Fluctuations in interest rates may result in changes in the fair value of the Company’s financial instruments, cash flows and net interest income. This risk is managed using simulation modeling to calculate the most likely interest rate risk utilizing estimated loan and deposit growth. The objective is to optimize the Company’s financial position, liquidity, and net interest income while limiting their volatility.
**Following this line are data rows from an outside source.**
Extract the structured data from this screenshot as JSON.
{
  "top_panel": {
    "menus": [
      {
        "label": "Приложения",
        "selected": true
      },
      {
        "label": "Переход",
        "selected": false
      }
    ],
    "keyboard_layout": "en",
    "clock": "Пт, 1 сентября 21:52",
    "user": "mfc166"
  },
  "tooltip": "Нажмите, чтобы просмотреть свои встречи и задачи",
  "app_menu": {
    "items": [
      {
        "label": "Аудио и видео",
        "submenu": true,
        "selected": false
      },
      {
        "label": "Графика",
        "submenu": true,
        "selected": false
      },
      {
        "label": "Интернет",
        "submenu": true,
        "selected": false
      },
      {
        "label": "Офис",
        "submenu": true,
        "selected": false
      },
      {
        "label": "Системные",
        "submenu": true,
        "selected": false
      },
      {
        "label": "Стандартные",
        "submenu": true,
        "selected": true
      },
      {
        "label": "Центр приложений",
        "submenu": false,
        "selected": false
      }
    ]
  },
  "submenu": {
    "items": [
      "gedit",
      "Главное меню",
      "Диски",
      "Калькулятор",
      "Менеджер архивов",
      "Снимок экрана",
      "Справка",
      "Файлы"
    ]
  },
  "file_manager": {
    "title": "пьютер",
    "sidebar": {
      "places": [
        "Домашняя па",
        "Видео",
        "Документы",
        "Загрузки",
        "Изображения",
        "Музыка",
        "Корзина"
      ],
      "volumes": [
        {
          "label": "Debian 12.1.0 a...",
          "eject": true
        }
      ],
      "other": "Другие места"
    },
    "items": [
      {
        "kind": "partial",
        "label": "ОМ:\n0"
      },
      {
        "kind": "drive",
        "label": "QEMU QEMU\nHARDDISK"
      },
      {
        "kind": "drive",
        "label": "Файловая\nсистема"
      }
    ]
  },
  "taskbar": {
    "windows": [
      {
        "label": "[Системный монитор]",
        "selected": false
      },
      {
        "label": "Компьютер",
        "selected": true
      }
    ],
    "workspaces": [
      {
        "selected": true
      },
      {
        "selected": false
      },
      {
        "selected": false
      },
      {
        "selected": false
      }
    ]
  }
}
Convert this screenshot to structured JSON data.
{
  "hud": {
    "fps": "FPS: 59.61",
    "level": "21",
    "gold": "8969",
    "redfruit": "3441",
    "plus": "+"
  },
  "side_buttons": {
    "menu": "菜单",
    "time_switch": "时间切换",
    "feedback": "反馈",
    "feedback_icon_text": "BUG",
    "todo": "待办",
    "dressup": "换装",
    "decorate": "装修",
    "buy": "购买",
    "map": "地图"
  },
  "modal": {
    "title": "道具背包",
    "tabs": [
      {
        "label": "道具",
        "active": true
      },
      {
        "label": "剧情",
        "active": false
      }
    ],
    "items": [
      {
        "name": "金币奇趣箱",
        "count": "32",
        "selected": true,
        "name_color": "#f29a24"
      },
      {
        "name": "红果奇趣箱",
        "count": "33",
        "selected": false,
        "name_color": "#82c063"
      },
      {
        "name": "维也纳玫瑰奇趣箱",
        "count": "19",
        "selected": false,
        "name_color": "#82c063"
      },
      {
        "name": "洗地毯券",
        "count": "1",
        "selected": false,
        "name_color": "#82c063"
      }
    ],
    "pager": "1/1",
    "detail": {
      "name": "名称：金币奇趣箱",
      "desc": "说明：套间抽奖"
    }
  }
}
Senior management regularly reviews the overall interest rate risk position and evaluates strategies to manage the risk. The Company's Asset and Liability Management Committee ("ALCO") uses simulation analysis to monitor changes in net interest income due to changes in market interest rates. The simulation of rising, declining and flat interest rate scenarios allows management to monitor and adjust interest rate sensitivity to minimize the impact of market interest rate swings. The analysis of the impact on net interest income over a twelve-month period is subjected to instantaneous changes in market rates of 100 basis point increases up to 200 basis points of change on net interest income and is monitored on a quarterly basis.
The following table presents the ALCO simulation model's projected impact of a change in interest rates on the projected baseline net interest income for the 12 and 24 month periods beginning on April 1, 2021, holding all other changes in the balance sheet static. This change in interest rates assumes parallel shifts in the yield curve and does not take into account changes in the slope of the yield curve.